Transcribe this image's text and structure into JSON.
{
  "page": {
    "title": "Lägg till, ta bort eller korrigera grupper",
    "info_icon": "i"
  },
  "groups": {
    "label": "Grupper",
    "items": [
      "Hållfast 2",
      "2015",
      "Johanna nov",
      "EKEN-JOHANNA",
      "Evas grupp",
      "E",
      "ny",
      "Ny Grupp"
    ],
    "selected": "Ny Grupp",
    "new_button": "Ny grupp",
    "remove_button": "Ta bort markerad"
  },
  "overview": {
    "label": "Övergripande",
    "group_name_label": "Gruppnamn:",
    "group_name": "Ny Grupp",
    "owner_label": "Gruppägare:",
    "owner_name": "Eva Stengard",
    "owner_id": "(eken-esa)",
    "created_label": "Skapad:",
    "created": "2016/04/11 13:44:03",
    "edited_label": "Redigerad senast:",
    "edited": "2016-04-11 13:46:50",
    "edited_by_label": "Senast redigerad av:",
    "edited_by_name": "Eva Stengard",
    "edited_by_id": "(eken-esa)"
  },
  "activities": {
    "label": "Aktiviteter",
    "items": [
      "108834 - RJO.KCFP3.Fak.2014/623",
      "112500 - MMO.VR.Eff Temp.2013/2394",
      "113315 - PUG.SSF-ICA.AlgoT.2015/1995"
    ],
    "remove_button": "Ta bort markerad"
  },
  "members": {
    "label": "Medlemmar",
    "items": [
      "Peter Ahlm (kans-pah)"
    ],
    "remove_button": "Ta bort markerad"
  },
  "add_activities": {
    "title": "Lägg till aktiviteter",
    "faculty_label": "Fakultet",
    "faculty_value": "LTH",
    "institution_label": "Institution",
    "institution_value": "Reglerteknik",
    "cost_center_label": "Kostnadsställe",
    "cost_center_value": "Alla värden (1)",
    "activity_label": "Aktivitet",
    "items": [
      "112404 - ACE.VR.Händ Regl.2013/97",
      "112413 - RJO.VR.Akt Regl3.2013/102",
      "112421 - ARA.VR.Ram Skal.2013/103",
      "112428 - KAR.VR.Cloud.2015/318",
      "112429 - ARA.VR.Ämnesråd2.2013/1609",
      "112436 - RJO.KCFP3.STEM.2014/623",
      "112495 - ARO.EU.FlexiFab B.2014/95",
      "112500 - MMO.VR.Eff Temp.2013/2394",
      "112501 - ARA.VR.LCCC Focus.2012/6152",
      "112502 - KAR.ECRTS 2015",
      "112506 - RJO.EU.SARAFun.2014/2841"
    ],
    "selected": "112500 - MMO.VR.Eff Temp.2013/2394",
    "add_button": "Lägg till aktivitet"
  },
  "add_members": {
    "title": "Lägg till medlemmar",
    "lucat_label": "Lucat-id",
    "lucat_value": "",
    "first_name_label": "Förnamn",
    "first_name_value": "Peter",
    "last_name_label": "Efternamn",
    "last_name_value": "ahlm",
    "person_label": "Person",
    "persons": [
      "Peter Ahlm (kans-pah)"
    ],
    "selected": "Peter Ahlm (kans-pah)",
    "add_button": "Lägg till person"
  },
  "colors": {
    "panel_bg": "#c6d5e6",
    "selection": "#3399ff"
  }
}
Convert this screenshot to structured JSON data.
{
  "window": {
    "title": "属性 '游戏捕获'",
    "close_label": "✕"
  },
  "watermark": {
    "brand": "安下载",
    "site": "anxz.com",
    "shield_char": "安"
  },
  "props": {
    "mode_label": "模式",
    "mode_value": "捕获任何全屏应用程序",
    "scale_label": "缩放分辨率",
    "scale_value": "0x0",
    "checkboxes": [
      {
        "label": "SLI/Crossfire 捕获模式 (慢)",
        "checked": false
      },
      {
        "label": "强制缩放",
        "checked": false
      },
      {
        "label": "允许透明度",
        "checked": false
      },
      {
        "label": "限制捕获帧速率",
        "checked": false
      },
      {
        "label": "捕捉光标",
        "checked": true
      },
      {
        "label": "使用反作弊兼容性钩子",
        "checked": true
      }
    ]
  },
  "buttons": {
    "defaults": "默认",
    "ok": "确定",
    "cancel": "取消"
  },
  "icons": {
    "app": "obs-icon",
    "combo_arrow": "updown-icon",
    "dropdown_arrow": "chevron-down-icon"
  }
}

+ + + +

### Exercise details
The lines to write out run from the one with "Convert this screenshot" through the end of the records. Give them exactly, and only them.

### Output for this task
Convert this screenshot to structured JSON data.
{
  "window": {
    "title": "属性 '游戏捕获'",
    "close_label": "✕"
  },
  "watermark": {
    "brand": "安下载",
    "site": "anxz.com",
    "shield_char": "安"
  },
  "props": {
    "mode_label": "模式",
    "mode_value": "捕获任何全屏应用程序",
    "scale_label": "缩放分辨率",
    "scale_value": "0x0",
    "checkboxes": [
      {
        "label": "SLI/Crossfire 捕获模式 (慢)",
        "checked": false
      },
      {
        "label": "强制缩放",
        "checked": false
      },
      {
        "label": "允许透明度",
        "checked": false
      },
      {
        "label": "限制捕获帧速率",
        "checked": false
      },
      {
        "label": "捕捉光标",
        "checked": true
      },
      {
        "label": "使用反作弊兼容性钩子",
        "checked": true
      }
    ]
  },
  "buttons": {
    "defaults": "默认",
    "ok": "确定",
    "cancel": "取消"
  },
  "icons": {
    "app": "obs-icon",
    "combo_arrow": "updown-icon",
    "dropdown_arrow": "chevron-down-icon"
  }
}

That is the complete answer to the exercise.